Element data from apps and pages
+ + +
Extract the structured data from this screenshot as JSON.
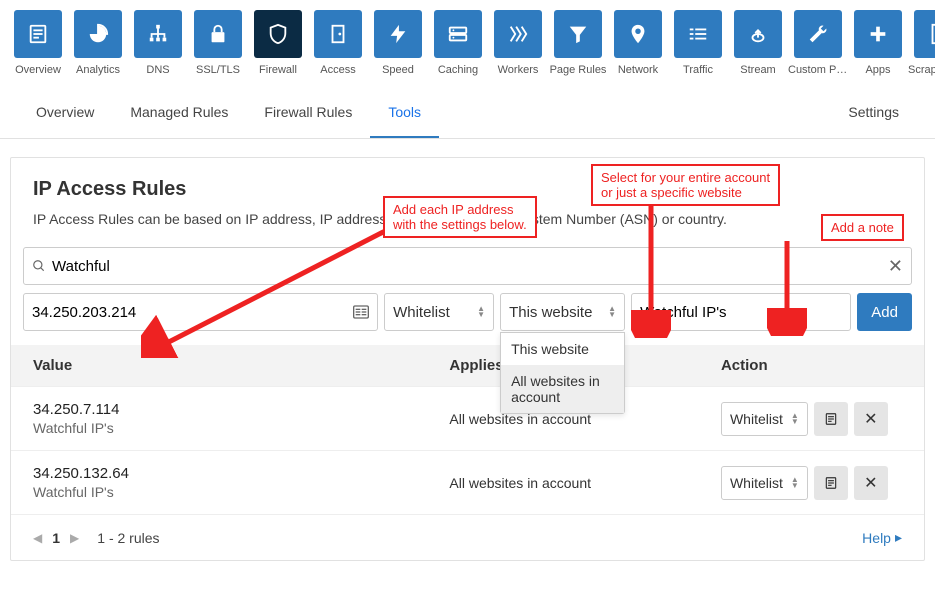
{
  "nav_tiles": [
    {
      "label": "Overview",
      "icon": "overview"
    },
    {
      "label": "Analytics",
      "icon": "analytics"
    },
    {
      "label": "DNS",
      "icon": "dns"
    },
    {
      "label": "SSL/TLS",
      "icon": "lock"
    },
    {
      "label": "Firewall",
      "icon": "shield",
      "active": true
    },
    {
      "label": "Access",
      "icon": "door"
    },
    {
      "label": "Speed",
      "icon": "bolt"
    },
    {
      "label": "Caching",
      "icon": "cache"
    },
    {
      "label": "Workers",
      "icon": "workers"
    },
    {
      "label": "Page Rules",
      "icon": "filter"
    },
    {
      "label": "Network",
      "icon": "pin"
    },
    {
      "label": "Traffic",
      "icon": "traffic"
    },
    {
      "label": "Stream",
      "icon": "stream"
    },
    {
      "label": "Custom Pa...",
      "icon": "wrench"
    },
    {
      "label": "Apps",
      "icon": "plus"
    },
    {
      "label": "Scrape Shi...",
      "icon": "doc"
    }
  ],
  "subtabs": {
    "items": [
      "Overview",
      "Managed Rules",
      "Firewall Rules",
      "Tools"
    ],
    "active": "Tools",
    "settings": "Settings"
  },
  "panel": {
    "title": "IP Access Rules",
    "description": "IP Access Rules can be based on IP address, IP address range, Autonomous System Number (ASN) or country."
  },
  "search": {
    "value": "Watchful",
    "placeholder": ""
  },
  "add_row": {
    "ip_value": "34.250.203.214",
    "action_select": "Whitelist",
    "scope_select": "This website",
    "scope_options": [
      "This website",
      "All websites in account"
    ],
    "note_value": "Watchful IP's",
    "add_label": "Add"
  },
  "table": {
    "headers": {
      "value": "Value",
      "applies": "Applies to",
      "action": "Action"
    },
    "rows": [
      {
        "ip": "34.250.7.114",
        "note": "Watchful IP's",
        "applies": "All websites in account",
        "action": "Whitelist"
      },
      {
        "ip": "34.250.132.64",
        "note": "Watchful IP's",
        "applies": "All websites in account",
        "action": "Whitelist"
      }
    ]
  },
  "footer": {
    "page": "1",
    "count_text": "1 - 2 rules",
    "help": "Help"
  },
  "annotations": {
    "ip": "Add each IP address\nwith the settings below.",
    "scope": "Select for your entire account\nor just a specific website",
    "note": "Add a note"
  }
}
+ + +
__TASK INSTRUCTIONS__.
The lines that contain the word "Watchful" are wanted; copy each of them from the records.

__ANSWER FOR THIS EXERCISE__.
    "value": "Watchful",
    "note_value": "Watchful IP's",
        "note": "Watchful IP's",
        "note": "Watchful IP's",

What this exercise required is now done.